TO DO
Within the data below, find the string "File" and return each line where it occurs.

Website and app data records:
- Opening Delimiter -

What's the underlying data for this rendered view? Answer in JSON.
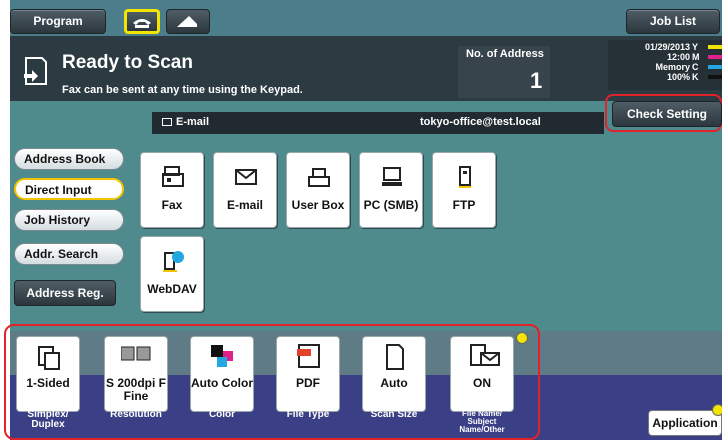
{
  "header": {
    "program_label": "Program",
    "job_list_label": "Job List"
  },
  "status": {
    "title": "Ready to Scan",
    "subtitle": "Fax can be sent at any time using the Keypad.",
    "address_label": "No. of Address",
    "address_count": "1",
    "date": "01/29/2013",
    "time": "12:00",
    "memory_label": "Memory",
    "memory_value": "100%",
    "toner": [
      "Y",
      "M",
      "C",
      "K"
    ],
    "toner_colors": [
      "#f5e400",
      "#e0218a",
      "#22a7e0",
      "#111111"
    ]
  },
  "destination": {
    "type": "E-mail",
    "address": "tokyo-office@test.local",
    "check_setting_label": "Check Setting"
  },
  "sidebar": {
    "items": [
      {
        "label": "Address Book"
      },
      {
        "label": "Direct Input"
      },
      {
        "label": "Job History"
      },
      {
        "label": "Addr. Search"
      }
    ],
    "address_reg_label": "Address Reg."
  },
  "tiles": [
    {
      "label": "Fax",
      "icon": "fax-icon"
    },
    {
      "label": "E-mail",
      "icon": "envelope-icon"
    },
    {
      "label": "User Box",
      "icon": "user-box-icon"
    },
    {
      "label": "PC (SMB)",
      "icon": "pc-icon"
    },
    {
      "label": "FTP",
      "icon": "ftp-icon"
    },
    {
      "label": "WebDAV",
      "icon": "webdav-icon"
    }
  ],
  "settings": [
    {
      "value": "1-Sided",
      "label": "Simplex/ Duplex"
    },
    {
      "value": "S 200dpi F Fine",
      "label": "Resolution"
    },
    {
      "value": "Auto Color",
      "label": "Color"
    },
    {
      "value": "PDF",
      "label": "File Type"
    },
    {
      "value": "Auto",
      "label": "Scan Size"
    },
    {
      "value": "ON",
      "label": "File Name/ Subject Name/Other"
    }
  ],
  "application_label": "Application"
}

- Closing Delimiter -

TASK OUTPUT
      "label": "File Type"
      "label": "File Name/ Subject Name/Other"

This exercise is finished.